**Provided records**

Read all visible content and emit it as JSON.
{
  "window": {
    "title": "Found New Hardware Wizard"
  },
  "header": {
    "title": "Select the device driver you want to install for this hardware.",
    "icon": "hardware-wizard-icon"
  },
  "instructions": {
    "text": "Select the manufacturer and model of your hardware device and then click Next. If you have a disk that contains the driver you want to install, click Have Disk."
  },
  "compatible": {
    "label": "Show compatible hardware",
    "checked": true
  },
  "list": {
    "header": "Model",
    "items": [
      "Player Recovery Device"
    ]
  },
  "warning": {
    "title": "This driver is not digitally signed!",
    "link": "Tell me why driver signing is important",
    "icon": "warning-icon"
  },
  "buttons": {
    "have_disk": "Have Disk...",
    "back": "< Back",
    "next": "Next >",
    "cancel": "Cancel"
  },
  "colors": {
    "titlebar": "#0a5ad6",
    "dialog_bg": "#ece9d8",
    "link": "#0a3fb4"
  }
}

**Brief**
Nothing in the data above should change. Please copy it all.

**Reply**
Read all visible content and emit it as JSON.
{
  "window": {
    "title": "Found New Hardware Wizard"
  },
  "header": {
    "title": "Select the device driver you want to install for this hardware.",
    "icon": "hardware-wizard-icon"
  },
  "instructions": {
    "text": "Select the manufacturer and model of your hardware device and then click Next. If you have a disk that contains the driver you want to install, click Have Disk."
  },
  "compatible": {
    "label": "Show compatible hardware",
    "checked": true
  },
  "list": {
    "header": "Model",
    "items": [
      "Player Recovery Device"
    ]
  },
  "warning": {
    "title": "This driver is not digitally signed!",
    "link": "Tell me why driver signing is important",
    "icon": "warning-icon"
  },
  "buttons": {
    "have_disk": "Have Disk...",
    "back": "< Back",
    "next": "Next >",
    "cancel": "Cancel"
  },
  "colors": {
    "titlebar": "#0a5ad6",
    "dialog_bg": "#ece9d8",
    "link": "#0a3fb4"
  }
}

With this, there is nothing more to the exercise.